I’m not sure what it is, but there’s something about Girona that keeps me coming back. It doesn’t hurt that there is some outstanding and varied riding nearby, of course, or that you are nearly guaranteed to see a pro or three out on the road, or while sipping your cortado. For me it’s those things, plus the great vibe of this little city that you get to experience après ride.
Spain, like Italy, kicks France’s fesses when it comes to coffee, but it gets even better in Girona, with Christian and Amber Meier’s La Fabrica ‘cycling cafe’. More on this in May, when I will hopefully interview both of them over a cafe con leche and that kickass cake down below.
Girona is more or less surrounded by a pretty old wall, onto which you can climb up and walk along, with snow-capped views of the Pyrenees if you hit the season right.
Also a matter of timing, the annual Volta Ciclista a Catalunya usually pays a visit to the city, this year starting one of the stages just outside the old town. Here, a group of fanboys and girls wait for a glimpse of Contador.

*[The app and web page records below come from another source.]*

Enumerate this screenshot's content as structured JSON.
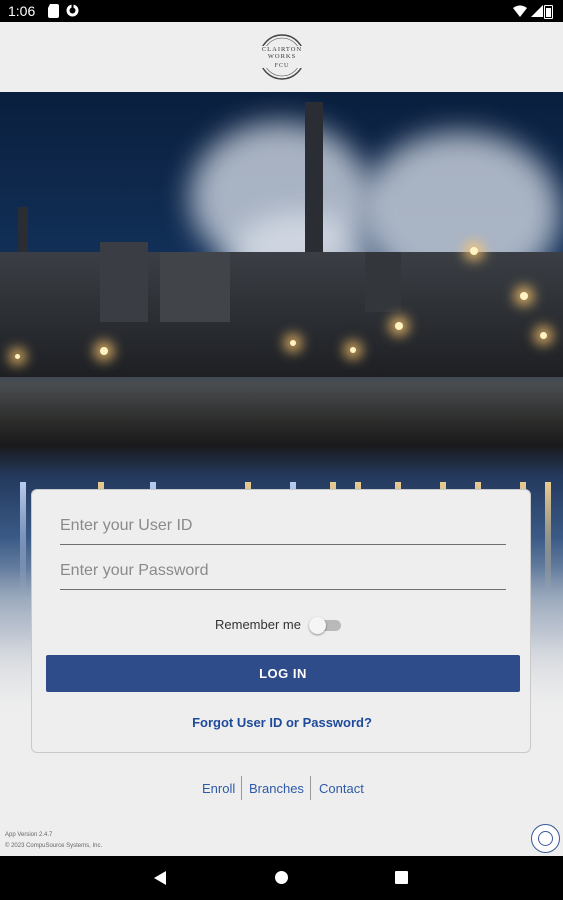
{
  "status_bar": {
    "time": "1:06",
    "icons": [
      "sd-card-icon",
      "sync-icon",
      "wifi-icon",
      "signal-icon",
      "battery-icon"
    ]
  },
  "header": {
    "logo_name": "CLAIRTON WORKS",
    "logo_sub": "FCU"
  },
  "login": {
    "user_id_placeholder": "Enter your User ID",
    "password_placeholder": "Enter your Password",
    "remember_label": "Remember me",
    "remember_enabled": false,
    "login_label": "LOG IN",
    "forgot_label": "Forgot User ID or Password?"
  },
  "links": {
    "enroll": "Enroll",
    "branches": "Branches",
    "contact": "Contact"
  },
  "footer": {
    "version": "App Version 2.4.7",
    "copyright": "© 2023 CompuSource Systems, Inc."
  },
  "colors": {
    "primary_button": "#2f4c8a",
    "link": "#2e5aa8",
    "background": "#eeeeee"
  }
}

A 45 km ride to the south and you’re at the Mediterranean, with a few touristy beach towns that have at least an equal measure of kitsch and beauty, depending on your general outlook on life. It’s a nice place to stop for coffee, we can attest to that.

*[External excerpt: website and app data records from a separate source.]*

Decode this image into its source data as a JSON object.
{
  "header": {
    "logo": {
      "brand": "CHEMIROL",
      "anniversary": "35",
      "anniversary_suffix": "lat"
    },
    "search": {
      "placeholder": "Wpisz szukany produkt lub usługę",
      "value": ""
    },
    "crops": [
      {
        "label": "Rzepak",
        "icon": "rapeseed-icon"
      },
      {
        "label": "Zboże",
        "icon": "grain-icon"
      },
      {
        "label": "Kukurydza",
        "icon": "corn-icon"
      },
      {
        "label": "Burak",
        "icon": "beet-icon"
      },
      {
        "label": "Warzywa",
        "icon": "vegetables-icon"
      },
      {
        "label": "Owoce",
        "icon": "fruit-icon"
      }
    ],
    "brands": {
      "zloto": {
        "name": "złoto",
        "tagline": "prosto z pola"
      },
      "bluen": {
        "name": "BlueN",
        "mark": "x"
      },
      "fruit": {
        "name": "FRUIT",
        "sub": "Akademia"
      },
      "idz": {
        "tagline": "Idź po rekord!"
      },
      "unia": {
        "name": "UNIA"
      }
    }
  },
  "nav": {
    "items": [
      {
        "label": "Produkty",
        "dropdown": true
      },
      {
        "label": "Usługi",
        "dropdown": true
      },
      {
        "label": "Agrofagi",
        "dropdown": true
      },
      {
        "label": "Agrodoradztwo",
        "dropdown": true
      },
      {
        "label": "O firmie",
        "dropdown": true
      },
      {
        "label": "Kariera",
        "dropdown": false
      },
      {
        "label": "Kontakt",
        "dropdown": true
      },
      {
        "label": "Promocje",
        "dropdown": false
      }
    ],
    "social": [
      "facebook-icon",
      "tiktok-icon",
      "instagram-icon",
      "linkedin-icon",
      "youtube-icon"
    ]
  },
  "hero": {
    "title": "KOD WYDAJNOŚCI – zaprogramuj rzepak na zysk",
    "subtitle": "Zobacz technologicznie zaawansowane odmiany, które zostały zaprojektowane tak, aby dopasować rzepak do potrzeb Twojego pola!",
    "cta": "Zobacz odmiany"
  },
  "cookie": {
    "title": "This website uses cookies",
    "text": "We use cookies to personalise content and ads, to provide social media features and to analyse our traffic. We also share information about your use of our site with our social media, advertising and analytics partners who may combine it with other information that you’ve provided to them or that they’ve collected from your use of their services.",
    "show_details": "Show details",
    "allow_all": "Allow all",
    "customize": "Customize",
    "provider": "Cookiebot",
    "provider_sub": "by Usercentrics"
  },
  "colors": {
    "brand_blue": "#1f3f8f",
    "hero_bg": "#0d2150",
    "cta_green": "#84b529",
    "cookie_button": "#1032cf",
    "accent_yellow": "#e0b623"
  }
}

The coastal road, which zigs and weaves in and out of the many coves along the coast, is pure joy.
We did a long ride into the Volcano Natural Park to the west of the city that had great climbs, wonderful views and just enough sheep and donkeys to make us feel at home.

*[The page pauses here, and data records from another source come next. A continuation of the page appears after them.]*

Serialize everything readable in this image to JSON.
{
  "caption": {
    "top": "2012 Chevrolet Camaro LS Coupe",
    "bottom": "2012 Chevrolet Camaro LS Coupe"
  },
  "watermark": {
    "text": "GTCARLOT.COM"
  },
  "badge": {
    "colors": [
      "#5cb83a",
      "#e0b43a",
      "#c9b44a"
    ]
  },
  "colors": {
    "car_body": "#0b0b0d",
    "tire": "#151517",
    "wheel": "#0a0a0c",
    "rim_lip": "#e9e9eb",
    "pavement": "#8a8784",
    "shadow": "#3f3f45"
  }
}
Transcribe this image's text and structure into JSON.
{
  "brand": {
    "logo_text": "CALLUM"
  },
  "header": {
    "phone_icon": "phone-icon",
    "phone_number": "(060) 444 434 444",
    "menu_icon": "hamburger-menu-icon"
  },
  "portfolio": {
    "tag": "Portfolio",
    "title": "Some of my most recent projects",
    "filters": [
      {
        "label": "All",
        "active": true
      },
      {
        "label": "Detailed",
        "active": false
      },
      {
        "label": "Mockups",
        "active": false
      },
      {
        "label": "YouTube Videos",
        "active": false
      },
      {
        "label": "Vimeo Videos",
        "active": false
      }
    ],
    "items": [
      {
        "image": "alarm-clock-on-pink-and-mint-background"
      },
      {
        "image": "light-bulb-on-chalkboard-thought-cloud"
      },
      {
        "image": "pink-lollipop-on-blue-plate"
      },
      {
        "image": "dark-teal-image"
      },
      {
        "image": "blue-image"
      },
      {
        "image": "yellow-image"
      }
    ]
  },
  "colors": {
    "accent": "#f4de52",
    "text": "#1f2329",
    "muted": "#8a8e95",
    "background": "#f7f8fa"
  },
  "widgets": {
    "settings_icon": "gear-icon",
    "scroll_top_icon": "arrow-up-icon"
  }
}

Then you get back to town and there’s a place like B12, which has two full pages on their menu of micro-brewed Catalan beer that you could never buy outside the province. It’s also conveniently located next to a tattoo parlor, if you’re feeling adventurous after your 2 or 3 IPAs.
At night Girona offers up a ton of reasonably-priced restaurants, but if you see some of these babies in the window on your way, stop in, order a glass of wine, and dig into a few pintxos – Catalan tapas, I guess. On our last night, John and I had two rounds of these things before heading over to finish off the night with a burger and ‘onion hoops’.
And finally, Girona has a long history with cycling and cyclists, including the most infamous of all – Lance Armstrong – who pretty much started the whole shebang back in the 90s. Here’s the door of his former apartment, or so I was told by a credible source (seen carrying his case of Catalan wine in the distance).
Our May Girona BreakAway is more or less full, but we’re not averse to adding another one later on in the year. It’s never a bad idea to go back to Girona.